 # iptables -A INPUT -p icmp --icmp-type echo-reply -j ACCEPT

You may wish to exclude some of these, such as echo-request (prevent your machine from being pinged), redirect and router-advertisement (if you have only one router, and no dynamic routes.)

Next week I'll bring this all together in one big script and show you how to let these rules be created at reboot automatically.[6]


[1] I much prefer to have my firewall rules explicitly define what packets are allowed to go in *and go out*. This helps block outbound access that could be created by trojans, viruses, or evil hax0rs.

[2] Iptable's predecessors and other firewall/filtering products have also used this trick for years.

[3] Netfilter has modules that you can load as well to support specific protocols such as FTP or IRC that do wacky things like this.

[4] They may also listen on TCP port 53 for larger queries and DNS zone transfers, but outbound TCP is already covered by our previous --syn rule.

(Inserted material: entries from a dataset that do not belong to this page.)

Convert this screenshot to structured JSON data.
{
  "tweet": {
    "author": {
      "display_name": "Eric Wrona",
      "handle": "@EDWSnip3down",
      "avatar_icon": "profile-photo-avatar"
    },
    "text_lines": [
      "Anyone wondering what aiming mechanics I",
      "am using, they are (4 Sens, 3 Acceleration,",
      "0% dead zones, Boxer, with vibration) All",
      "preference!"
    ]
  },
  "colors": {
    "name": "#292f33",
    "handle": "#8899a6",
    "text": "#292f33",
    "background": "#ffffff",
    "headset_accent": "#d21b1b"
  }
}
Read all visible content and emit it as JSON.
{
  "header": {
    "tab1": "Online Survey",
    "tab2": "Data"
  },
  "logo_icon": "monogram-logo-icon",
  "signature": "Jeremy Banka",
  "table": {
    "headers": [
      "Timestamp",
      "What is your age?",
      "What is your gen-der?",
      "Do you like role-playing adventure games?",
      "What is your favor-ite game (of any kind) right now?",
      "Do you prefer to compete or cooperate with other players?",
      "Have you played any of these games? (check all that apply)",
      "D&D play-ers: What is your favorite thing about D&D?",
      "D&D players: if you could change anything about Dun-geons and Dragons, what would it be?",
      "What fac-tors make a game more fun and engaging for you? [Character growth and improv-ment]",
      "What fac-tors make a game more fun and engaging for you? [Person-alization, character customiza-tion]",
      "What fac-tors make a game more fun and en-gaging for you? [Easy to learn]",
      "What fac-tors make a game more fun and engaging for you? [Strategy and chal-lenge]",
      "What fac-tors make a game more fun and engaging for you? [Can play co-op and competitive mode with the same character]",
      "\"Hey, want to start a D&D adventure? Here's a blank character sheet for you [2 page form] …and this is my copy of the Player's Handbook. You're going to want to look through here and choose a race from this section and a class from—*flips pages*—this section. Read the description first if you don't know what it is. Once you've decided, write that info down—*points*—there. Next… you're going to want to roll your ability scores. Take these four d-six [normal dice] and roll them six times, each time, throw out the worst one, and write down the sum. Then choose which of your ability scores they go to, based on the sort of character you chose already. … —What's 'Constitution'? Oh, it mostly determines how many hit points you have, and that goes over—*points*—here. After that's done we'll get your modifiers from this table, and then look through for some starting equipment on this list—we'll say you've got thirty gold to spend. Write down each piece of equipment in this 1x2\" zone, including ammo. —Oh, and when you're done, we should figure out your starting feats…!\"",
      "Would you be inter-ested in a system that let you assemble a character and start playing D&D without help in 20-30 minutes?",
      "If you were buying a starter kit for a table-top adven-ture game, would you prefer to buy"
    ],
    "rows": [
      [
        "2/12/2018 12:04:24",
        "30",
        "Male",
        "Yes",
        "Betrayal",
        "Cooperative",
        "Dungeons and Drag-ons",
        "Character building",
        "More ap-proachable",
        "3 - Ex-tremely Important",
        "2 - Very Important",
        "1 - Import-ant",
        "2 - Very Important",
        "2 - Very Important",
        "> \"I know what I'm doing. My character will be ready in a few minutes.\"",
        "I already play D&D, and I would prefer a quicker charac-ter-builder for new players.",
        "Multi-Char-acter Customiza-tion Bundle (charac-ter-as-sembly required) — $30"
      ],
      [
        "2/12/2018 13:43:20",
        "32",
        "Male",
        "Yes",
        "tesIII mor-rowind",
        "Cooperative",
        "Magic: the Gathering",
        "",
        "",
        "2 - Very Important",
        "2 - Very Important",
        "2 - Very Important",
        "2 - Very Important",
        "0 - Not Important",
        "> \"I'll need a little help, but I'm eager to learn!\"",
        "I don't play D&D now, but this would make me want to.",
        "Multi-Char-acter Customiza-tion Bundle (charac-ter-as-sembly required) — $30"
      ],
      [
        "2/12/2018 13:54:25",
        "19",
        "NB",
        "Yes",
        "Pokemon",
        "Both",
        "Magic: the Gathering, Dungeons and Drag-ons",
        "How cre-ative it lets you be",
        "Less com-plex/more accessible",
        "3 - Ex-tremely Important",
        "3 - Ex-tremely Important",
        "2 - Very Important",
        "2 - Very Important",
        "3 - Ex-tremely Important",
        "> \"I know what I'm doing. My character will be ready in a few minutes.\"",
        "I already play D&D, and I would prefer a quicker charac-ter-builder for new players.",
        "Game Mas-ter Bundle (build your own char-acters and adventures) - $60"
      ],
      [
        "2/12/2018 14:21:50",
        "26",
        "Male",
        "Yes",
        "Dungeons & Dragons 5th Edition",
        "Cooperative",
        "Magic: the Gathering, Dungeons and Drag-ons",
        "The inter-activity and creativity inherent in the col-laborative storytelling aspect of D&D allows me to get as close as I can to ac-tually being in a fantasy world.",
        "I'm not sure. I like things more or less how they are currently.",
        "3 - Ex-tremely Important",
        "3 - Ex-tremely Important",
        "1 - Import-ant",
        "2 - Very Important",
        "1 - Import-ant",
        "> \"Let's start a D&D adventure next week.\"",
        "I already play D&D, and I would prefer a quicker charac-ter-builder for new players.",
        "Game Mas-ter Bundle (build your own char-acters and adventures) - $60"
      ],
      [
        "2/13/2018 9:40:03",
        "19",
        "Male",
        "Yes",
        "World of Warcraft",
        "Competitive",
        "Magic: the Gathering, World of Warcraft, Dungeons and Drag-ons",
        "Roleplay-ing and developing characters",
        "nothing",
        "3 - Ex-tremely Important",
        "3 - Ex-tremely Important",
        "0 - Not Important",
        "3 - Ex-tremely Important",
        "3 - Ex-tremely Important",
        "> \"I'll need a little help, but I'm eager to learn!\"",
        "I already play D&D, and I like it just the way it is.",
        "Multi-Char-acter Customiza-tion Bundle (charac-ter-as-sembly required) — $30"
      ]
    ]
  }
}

[5] For more information about this and other helpful /proc interface files, see Firewalling proc entries

[6] I understand the irony of having a 10 minute firewall discussion spread out over two weeks...

Bri Hatch is Chief Hacker at Onsight, Inc and author of Hacking Linux Exposed and Building Linux VPNs. In the rare times where he gets uninterrupted time to write, he never seems to stop. The muses smiled upon him today. Bri can be reached at bri@hackinglinuxexposed.com.

Copyright Bri Hatch, 2003

This is the July 03, 2003 issue of the Linux Security: Tips, Tricks, and Hackery newsletter. If you wish to subscribe, visit http://lists.onsight.com/ or send email to Linux_Security-request@lists.onsight.com.